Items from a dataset
.....

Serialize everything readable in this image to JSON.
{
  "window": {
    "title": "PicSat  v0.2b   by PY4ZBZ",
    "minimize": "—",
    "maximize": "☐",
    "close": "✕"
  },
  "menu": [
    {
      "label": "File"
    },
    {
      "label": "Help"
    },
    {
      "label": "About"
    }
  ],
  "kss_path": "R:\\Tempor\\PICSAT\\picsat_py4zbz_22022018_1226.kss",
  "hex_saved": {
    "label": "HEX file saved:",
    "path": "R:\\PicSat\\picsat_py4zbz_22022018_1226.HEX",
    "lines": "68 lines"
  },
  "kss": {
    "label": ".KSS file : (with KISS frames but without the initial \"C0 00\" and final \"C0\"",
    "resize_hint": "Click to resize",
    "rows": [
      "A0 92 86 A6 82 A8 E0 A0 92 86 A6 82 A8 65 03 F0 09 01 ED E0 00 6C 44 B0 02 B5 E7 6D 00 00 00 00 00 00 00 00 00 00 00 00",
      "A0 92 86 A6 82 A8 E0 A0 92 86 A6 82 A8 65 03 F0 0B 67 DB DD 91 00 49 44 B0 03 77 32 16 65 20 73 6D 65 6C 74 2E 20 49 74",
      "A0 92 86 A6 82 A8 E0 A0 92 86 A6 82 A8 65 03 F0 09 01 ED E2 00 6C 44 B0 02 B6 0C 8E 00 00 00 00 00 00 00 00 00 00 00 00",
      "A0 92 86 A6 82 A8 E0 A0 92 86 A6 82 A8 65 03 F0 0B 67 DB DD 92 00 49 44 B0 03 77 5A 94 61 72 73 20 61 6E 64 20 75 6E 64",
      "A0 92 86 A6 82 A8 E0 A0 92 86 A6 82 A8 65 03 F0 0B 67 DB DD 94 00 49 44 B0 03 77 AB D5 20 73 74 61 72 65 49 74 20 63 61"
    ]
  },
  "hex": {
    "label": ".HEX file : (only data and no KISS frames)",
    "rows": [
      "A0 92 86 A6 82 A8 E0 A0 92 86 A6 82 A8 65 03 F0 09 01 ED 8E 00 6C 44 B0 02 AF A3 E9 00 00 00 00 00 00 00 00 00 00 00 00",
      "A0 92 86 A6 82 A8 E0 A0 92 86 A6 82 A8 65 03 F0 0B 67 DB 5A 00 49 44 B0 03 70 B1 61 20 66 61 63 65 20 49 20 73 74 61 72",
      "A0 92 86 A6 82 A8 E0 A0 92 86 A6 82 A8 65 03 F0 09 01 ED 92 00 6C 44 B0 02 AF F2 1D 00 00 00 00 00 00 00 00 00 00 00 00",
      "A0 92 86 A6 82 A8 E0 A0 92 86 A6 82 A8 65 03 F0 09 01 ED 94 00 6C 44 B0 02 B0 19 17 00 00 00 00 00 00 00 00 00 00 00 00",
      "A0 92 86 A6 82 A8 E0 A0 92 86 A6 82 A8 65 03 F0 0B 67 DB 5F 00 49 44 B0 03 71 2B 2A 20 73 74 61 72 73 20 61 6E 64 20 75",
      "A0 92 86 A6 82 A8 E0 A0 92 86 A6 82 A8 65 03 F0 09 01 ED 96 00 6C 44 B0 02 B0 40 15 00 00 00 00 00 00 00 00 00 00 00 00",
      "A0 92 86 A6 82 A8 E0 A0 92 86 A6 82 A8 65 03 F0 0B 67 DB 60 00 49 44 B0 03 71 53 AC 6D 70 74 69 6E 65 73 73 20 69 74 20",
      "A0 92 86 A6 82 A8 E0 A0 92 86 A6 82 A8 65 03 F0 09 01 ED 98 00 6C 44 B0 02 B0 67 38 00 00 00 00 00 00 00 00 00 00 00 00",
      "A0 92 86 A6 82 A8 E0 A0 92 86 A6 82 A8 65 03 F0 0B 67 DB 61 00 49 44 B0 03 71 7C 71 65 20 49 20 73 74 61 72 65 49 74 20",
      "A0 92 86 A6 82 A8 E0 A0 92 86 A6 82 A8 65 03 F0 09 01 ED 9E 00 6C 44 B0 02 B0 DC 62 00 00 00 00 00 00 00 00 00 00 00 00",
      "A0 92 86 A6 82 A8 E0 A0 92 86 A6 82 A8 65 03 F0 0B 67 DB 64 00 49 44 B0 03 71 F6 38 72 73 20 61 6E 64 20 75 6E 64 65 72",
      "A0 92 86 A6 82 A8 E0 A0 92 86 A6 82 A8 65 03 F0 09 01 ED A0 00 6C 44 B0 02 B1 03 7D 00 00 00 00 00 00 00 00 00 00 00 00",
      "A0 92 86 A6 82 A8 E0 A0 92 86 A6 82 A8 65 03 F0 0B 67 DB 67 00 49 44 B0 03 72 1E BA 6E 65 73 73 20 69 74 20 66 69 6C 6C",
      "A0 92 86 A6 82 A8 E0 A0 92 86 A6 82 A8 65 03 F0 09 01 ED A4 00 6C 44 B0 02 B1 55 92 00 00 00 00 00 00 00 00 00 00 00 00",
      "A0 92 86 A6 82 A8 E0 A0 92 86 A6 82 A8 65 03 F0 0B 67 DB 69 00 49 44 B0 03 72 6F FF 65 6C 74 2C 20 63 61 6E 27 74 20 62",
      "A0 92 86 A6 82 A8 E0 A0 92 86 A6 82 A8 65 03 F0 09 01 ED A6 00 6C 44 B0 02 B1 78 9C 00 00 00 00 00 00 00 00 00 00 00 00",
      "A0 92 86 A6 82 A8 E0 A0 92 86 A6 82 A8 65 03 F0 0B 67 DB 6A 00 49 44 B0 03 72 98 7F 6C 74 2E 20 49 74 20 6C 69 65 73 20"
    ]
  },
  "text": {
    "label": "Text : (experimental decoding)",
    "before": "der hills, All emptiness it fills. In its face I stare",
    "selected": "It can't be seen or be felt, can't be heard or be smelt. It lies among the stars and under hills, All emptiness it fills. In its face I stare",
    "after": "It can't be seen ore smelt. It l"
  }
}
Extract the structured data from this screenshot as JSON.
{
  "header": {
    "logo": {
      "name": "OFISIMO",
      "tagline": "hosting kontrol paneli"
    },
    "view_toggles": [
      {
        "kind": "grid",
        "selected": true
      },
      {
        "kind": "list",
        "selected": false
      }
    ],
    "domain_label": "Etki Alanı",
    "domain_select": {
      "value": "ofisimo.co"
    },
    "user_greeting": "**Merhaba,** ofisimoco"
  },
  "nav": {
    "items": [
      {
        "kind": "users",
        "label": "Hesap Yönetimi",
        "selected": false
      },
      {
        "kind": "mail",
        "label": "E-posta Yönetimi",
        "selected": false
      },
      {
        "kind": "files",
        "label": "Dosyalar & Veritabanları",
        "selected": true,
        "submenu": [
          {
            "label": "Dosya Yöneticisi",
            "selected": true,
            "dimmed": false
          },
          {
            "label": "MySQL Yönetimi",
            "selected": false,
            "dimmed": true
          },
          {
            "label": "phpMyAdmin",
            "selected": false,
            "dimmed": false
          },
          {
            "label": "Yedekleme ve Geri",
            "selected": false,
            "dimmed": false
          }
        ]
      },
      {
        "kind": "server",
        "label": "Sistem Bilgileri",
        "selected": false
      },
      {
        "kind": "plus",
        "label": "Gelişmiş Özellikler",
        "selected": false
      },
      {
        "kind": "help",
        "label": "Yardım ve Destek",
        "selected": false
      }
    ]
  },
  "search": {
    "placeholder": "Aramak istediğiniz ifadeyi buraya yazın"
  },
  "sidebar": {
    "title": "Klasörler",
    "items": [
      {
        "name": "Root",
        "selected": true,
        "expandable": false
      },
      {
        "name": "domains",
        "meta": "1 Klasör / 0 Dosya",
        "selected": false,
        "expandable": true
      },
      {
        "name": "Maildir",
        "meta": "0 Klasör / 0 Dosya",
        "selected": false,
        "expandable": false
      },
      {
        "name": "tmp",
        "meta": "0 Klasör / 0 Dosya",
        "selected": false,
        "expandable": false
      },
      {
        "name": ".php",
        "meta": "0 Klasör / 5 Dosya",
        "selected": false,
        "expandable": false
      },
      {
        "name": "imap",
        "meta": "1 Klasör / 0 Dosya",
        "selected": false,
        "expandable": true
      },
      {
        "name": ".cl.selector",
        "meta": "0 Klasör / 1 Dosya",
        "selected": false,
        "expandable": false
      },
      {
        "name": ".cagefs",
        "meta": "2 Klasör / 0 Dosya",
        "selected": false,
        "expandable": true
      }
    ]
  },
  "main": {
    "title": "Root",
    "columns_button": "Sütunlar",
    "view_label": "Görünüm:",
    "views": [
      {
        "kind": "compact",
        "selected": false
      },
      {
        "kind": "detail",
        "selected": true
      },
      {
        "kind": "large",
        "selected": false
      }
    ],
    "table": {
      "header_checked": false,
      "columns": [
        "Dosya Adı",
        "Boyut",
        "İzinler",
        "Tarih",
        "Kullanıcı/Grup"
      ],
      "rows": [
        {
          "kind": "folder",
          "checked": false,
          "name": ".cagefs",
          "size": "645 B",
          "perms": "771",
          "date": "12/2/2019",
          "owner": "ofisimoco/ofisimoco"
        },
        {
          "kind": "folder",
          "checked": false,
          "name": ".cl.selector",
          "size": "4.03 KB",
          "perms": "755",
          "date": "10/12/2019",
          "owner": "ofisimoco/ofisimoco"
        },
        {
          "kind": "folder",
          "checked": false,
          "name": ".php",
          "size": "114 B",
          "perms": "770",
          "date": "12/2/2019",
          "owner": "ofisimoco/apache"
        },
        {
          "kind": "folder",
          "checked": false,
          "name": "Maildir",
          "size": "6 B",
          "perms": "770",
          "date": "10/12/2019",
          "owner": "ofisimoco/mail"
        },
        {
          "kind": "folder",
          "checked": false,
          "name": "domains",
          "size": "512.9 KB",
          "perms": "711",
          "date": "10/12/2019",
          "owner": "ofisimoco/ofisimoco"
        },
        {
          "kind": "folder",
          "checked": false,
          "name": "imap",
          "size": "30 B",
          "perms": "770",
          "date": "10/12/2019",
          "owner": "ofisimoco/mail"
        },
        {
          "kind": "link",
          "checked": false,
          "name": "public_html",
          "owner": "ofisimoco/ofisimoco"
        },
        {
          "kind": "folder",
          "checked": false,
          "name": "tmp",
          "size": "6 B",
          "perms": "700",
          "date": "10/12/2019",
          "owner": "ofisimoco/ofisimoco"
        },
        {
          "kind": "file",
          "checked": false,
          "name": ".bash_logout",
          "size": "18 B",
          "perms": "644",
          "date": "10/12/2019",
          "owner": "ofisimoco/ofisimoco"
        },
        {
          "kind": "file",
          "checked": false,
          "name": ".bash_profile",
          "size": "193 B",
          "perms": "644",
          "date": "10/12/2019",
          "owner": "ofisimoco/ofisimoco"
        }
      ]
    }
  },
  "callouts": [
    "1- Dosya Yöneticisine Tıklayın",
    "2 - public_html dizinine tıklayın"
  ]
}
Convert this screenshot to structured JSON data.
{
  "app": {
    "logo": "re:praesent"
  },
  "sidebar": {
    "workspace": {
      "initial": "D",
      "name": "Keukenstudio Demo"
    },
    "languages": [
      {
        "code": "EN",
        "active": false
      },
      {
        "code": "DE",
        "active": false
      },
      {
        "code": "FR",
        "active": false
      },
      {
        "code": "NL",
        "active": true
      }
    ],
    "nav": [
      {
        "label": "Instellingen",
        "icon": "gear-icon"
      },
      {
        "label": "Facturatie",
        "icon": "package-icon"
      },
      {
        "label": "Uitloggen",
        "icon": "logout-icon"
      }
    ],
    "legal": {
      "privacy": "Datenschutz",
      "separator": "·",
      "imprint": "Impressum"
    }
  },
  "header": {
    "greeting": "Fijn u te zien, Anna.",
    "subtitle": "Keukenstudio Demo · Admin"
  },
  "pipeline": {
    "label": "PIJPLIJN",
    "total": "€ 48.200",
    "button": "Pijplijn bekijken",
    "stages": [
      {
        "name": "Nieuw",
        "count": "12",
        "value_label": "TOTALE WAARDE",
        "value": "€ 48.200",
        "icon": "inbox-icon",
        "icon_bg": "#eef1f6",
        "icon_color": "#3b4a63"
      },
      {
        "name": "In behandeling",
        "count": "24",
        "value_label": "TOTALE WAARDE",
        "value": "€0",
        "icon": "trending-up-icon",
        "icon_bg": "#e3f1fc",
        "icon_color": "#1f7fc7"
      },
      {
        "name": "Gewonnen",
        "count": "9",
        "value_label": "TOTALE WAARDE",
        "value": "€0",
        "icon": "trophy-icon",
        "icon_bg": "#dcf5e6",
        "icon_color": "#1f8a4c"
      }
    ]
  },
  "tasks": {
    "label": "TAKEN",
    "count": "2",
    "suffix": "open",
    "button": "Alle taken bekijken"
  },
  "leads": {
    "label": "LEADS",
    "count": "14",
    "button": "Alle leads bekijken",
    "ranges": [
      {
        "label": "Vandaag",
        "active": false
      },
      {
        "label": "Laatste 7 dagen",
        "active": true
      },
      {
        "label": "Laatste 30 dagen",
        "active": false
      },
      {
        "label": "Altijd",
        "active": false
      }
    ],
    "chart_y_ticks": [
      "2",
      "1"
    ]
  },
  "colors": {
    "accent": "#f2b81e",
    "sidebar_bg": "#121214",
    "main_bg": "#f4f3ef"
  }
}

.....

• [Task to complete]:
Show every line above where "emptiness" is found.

• [Task solution]:
    "before": "der hills, All emptiness it fills. In its face I stare",
    "selected": "It can't be seen or be felt, can't be heard or be smelt. It lies among the stars and under hills, All emptiness it fills. In its face I stare",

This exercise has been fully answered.